If centrally planned government spending on a grand scale produced economic growth, the Soviet Union would have won the Cold War. If government spending on a grand scale produced economic growth we would be in the middle of the Bush Boom right now. It doesn’t. Working, saving, and investing leads to economic output and increases in productivity lead to growth. Government should step out of the way, lower taxes, and allow many of these services to be provided by the private market. That would give consumers more choices, taxpayers could keep more of what they earn, and we would all end up better off.
Building up the national debt and taxing productive members of our society will not lead to prosperity. Government should cut back massively on spending now before it’s too late.
9. It Funds More Damaging Agriculture Subsidies
$20.5 billion of the money is going to Agriculture, Rural Development, Food and Drug Administration Appropriations. Reason.tv has a great video on farm subsidies. The subsidies make poor people in other countries worse off and primarily go to big agri-business anyway.
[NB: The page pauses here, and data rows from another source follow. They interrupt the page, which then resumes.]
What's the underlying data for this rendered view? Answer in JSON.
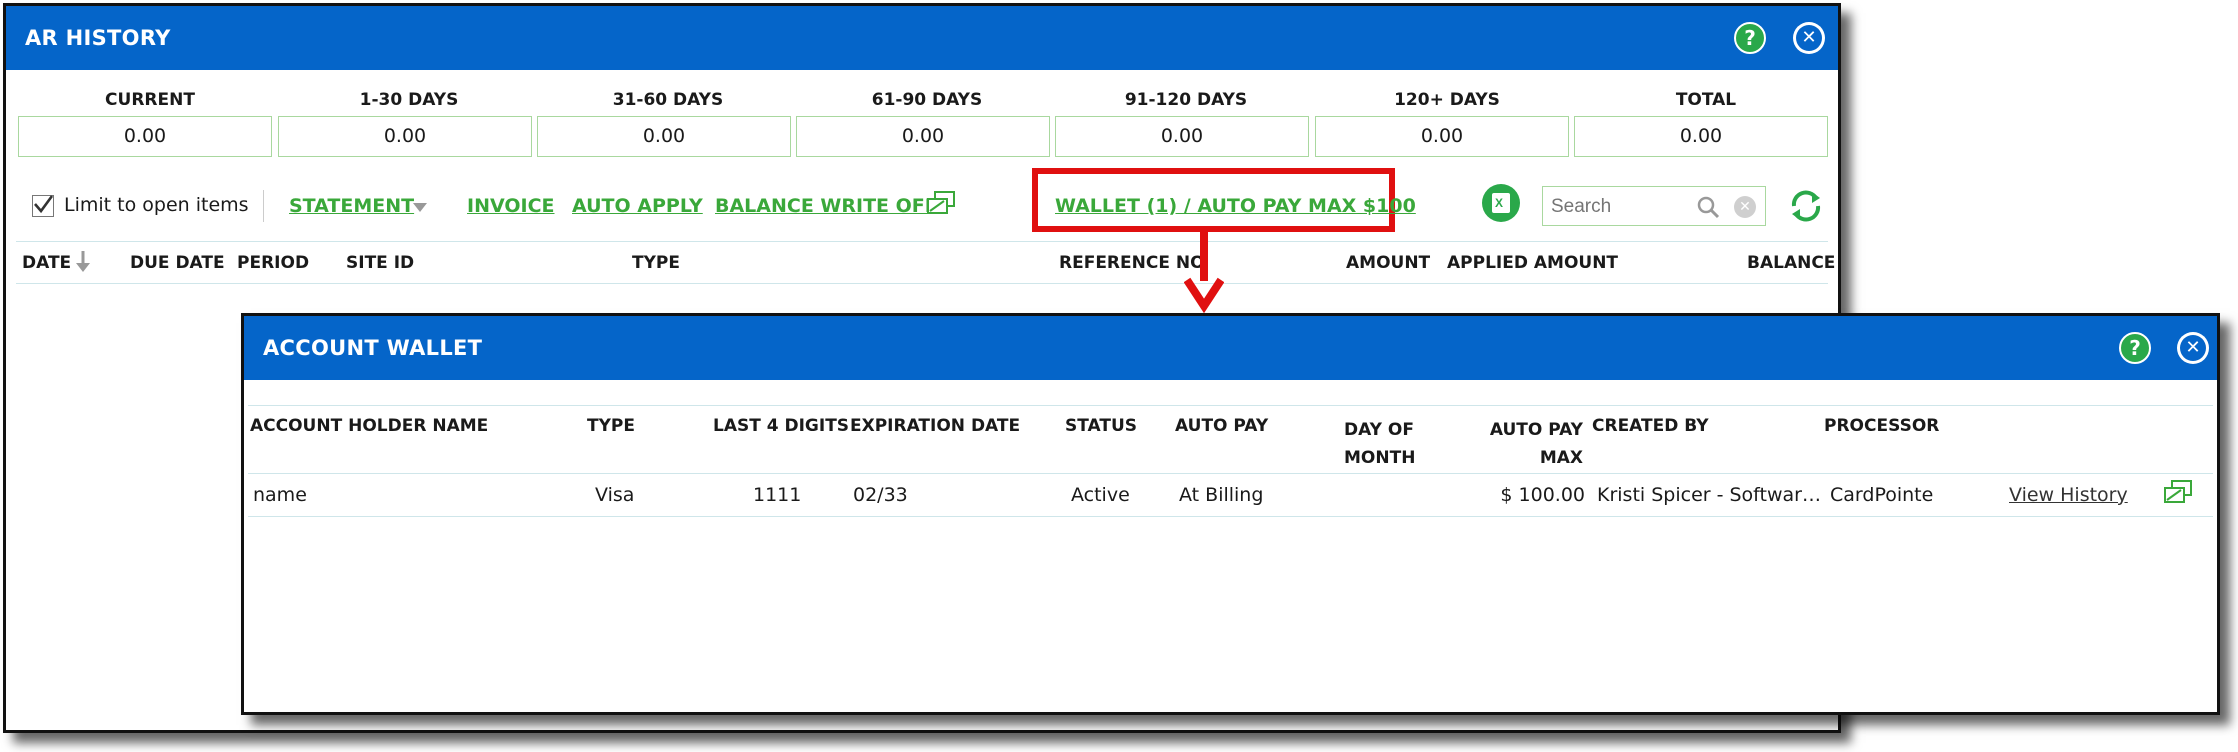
{
  "ar_history": {
    "title": "AR HISTORY",
    "aging": [
      {
        "label": "CURRENT",
        "value": "0.00"
      },
      {
        "label": "1-30 DAYS",
        "value": "0.00"
      },
      {
        "label": "31-60 DAYS",
        "value": "0.00"
      },
      {
        "label": "61-90 DAYS",
        "value": "0.00"
      },
      {
        "label": "91-120 DAYS",
        "value": "0.00"
      },
      {
        "label": "120+ DAYS",
        "value": "0.00"
      },
      {
        "label": "TOTAL",
        "value": "0.00"
      }
    ],
    "toolbar": {
      "limit_label": "Limit to open items",
      "limit_checked": true,
      "statement": "STATEMENT",
      "invoice": "INVOICE",
      "auto_apply": "AUTO APPLY",
      "balance_write_off": "BALANCE WRITE OFF",
      "wallet_link": "WALLET (1) / AUTO PAY MAX $100",
      "search_placeholder": "Search"
    },
    "columns": [
      "DATE",
      "DUE DATE",
      "PERIOD",
      "SITE ID",
      "TYPE",
      "REFERENCE NO",
      "AMOUNT",
      "APPLIED AMOUNT",
      "BALANCE"
    ]
  },
  "account_wallet": {
    "title": "ACCOUNT WALLET",
    "columns": {
      "holder": "ACCOUNT HOLDER NAME",
      "type": "TYPE",
      "last4": "LAST 4 DIGITS",
      "expiration": "EXPIRATION DATE",
      "status": "STATUS",
      "auto_pay": "AUTO PAY",
      "day_of_month_1": "DAY OF",
      "day_of_month_2": "MONTH",
      "auto_pay_max_1": "AUTO PAY",
      "auto_pay_max_2": "MAX",
      "created_by": "CREATED BY",
      "processor": "PROCESSOR"
    },
    "rows": [
      {
        "holder": "name",
        "type": "Visa",
        "last4": "1111",
        "expiration": "02/33",
        "status": "Active",
        "auto_pay": "At Billing",
        "day_of_month": "",
        "auto_pay_max": "$ 100.00",
        "created_by": "Kristi Spicer - Softwar…",
        "processor": "CardPointe",
        "view_history": "View History"
      }
    ]
  },
  "colors": {
    "titlebar": "#0565c9",
    "link_green": "#3aa83a",
    "highlight_red": "#e01010",
    "help_green": "#2aa84a"
  }
}
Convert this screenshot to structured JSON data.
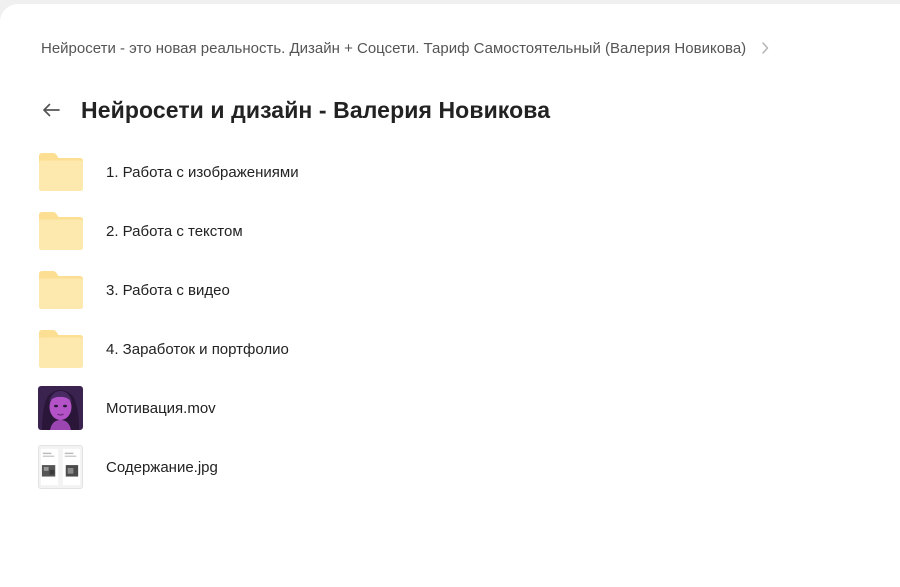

Cotton subsidies alone cost American taxpayers over $2 billion a year.
President Obama in his address to the join session of Congress said his next budget will, “end direct payments to large agribusinesses.” Congress should do so starting with this budget.
10. Government is Too Big Already
FreedomWorks chairman and former economics professor, Dick Armey, has developed a theory on the effects of government growth on economic growth. The “Armey Curve” explains the negative burden government has on prosperity. The idea, borrowing from Arthur Laffer’s curve (which demonstrates that tax revenues fall when the tax burden gets so high that it no longer pays to work), is that at some point the burden of government spending exceeds the private economy’s ability to carry it. More spending often does more harm than good, because it takes more money out of the system than it creates and thereby destroys jobs and leads to stagnation and diminished prosperity for all.